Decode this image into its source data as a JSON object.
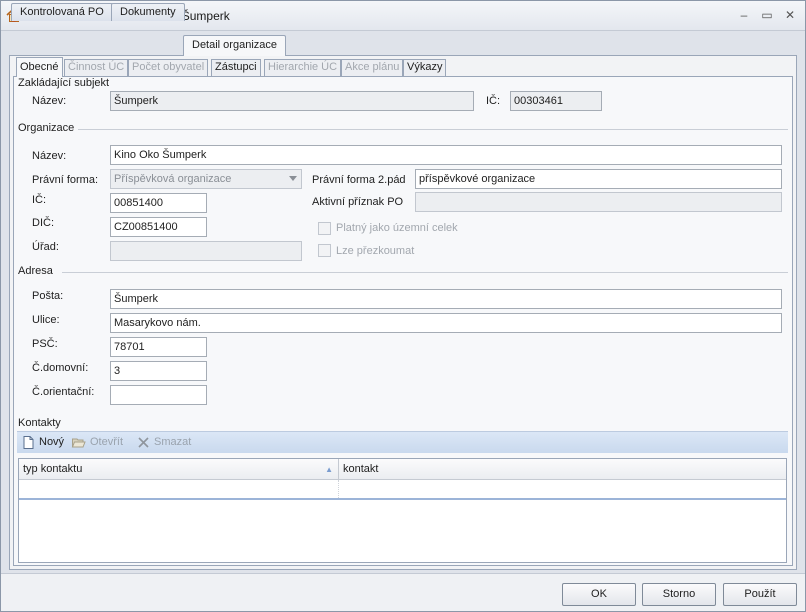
{
  "window": {
    "title": "Kontrolovaná PO - Kino Oko Šumperk",
    "icon": "home-icon",
    "controls": [
      "–",
      "▭",
      "✕"
    ]
  },
  "outer_tabs": [
    "Kontrolovaná PO",
    "Dokumenty",
    "Detail organizace"
  ],
  "inner_tabs": [
    "Obecné",
    "Činnost ÚC",
    "Počet obyvatel",
    "Zástupci",
    "Hierarchie ÚC",
    "Akce plánu",
    "Výkazy"
  ],
  "zakladajici": {
    "section": "Zakládající subjekt",
    "nazev_label": "Název:",
    "nazev_value": "Šumperk",
    "ic_label": "IČ:",
    "ic_value": "00303461"
  },
  "organizace": {
    "section": "Organizace",
    "nazev_label": "Název:",
    "nazev_value": "Kino Oko Šumperk",
    "pravni_forma_label": "Právní forma:",
    "pravni_forma_value": "Příspěvková organizace",
    "pravni_forma2_label": "Právní forma 2.pád",
    "pravni_forma2_value": "příspěvkové organizace",
    "ic_label": "IČ:",
    "ic_value": "00851400",
    "aktivni_label": "Aktivní příznak PO",
    "aktivni_value": "",
    "dic_label": "DIČ:",
    "dic_value": "CZ00851400",
    "platny_label": "Platný jako územní celek",
    "uran_label": "Úřad:",
    "urad_value": "",
    "prezkoumat_label": "Lze přezkoumat"
  },
  "adresa": {
    "section": "Adresa",
    "posta_label": "Pošta:",
    "posta_value": "Šumperk",
    "ulice_label": "Ulice:",
    "ulice_value": "Masarykovo nám.",
    "psc_label": "PSČ:",
    "psc_value": "78701",
    "cdomovni_label": "Č.domovní:",
    "cdomovni_value": "3",
    "corientacni_label": "Č.orientační:",
    "corientacni_value": ""
  },
  "kontakty": {
    "section": "Kontakty",
    "toolbar": {
      "new": "Nový",
      "open": "Otevřít",
      "delete": "Smazat"
    },
    "columns": [
      "typ kontaktu",
      "kontakt"
    ]
  },
  "footer": {
    "ok": "OK",
    "cancel": "Storno",
    "apply": "Použít"
  }
}
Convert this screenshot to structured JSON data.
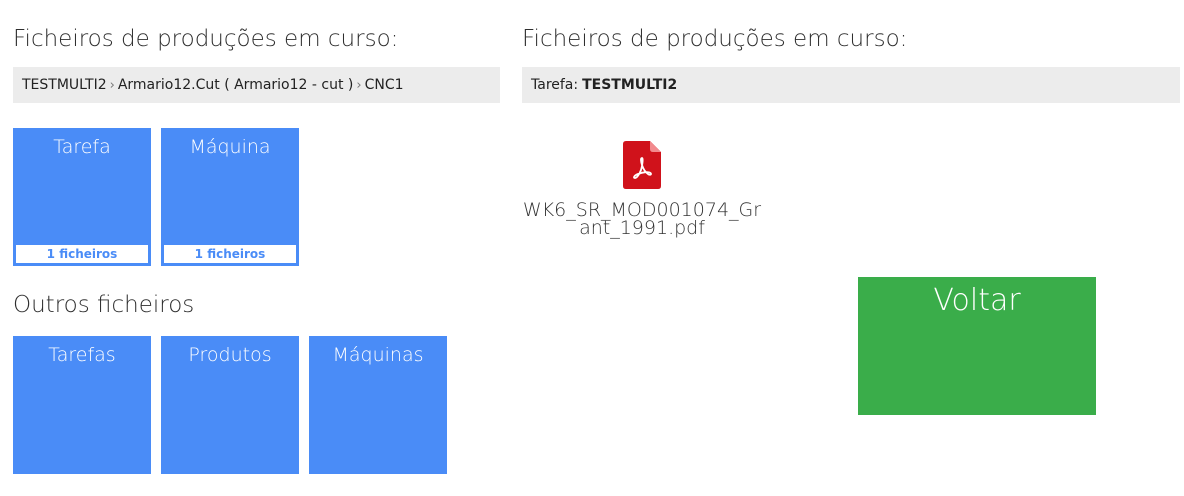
{
  "left": {
    "heading": "Ficheiros de produções em curso:",
    "breadcrumb": [
      "TESTMULTI2",
      "Armario12.Cut ( Armario12 - cut )",
      "CNC1"
    ],
    "breadcrumb_separator": "›",
    "tiles": [
      {
        "label": "Tarefa",
        "badge": "1 ficheiros"
      },
      {
        "label": "Máquina",
        "badge": "1 ficheiros"
      }
    ],
    "others_heading": "Outros ficheiros",
    "other_tiles": [
      {
        "label": "Tarefas"
      },
      {
        "label": "Produtos"
      },
      {
        "label": "Máquinas"
      }
    ]
  },
  "right": {
    "heading": "Ficheiros de produções em curso:",
    "task_label": "Tarefa:",
    "task_value": "TESTMULTI2",
    "files": [
      {
        "name": "WK6_SR_MOD001074_Grant_1991.pdf",
        "icon": "pdf-file-icon"
      }
    ],
    "back_button": "Voltar"
  },
  "colors": {
    "tile_blue": "#4a8cf7",
    "back_green": "#3aad4a",
    "bar_gray": "#ececec",
    "pdf_red": "#d0121b"
  }
}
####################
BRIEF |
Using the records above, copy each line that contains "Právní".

ANSWER BOX |
    "pravni_forma_label": "Právní forma:",
    "pravni_forma2_label": "Právní forma 2.pád",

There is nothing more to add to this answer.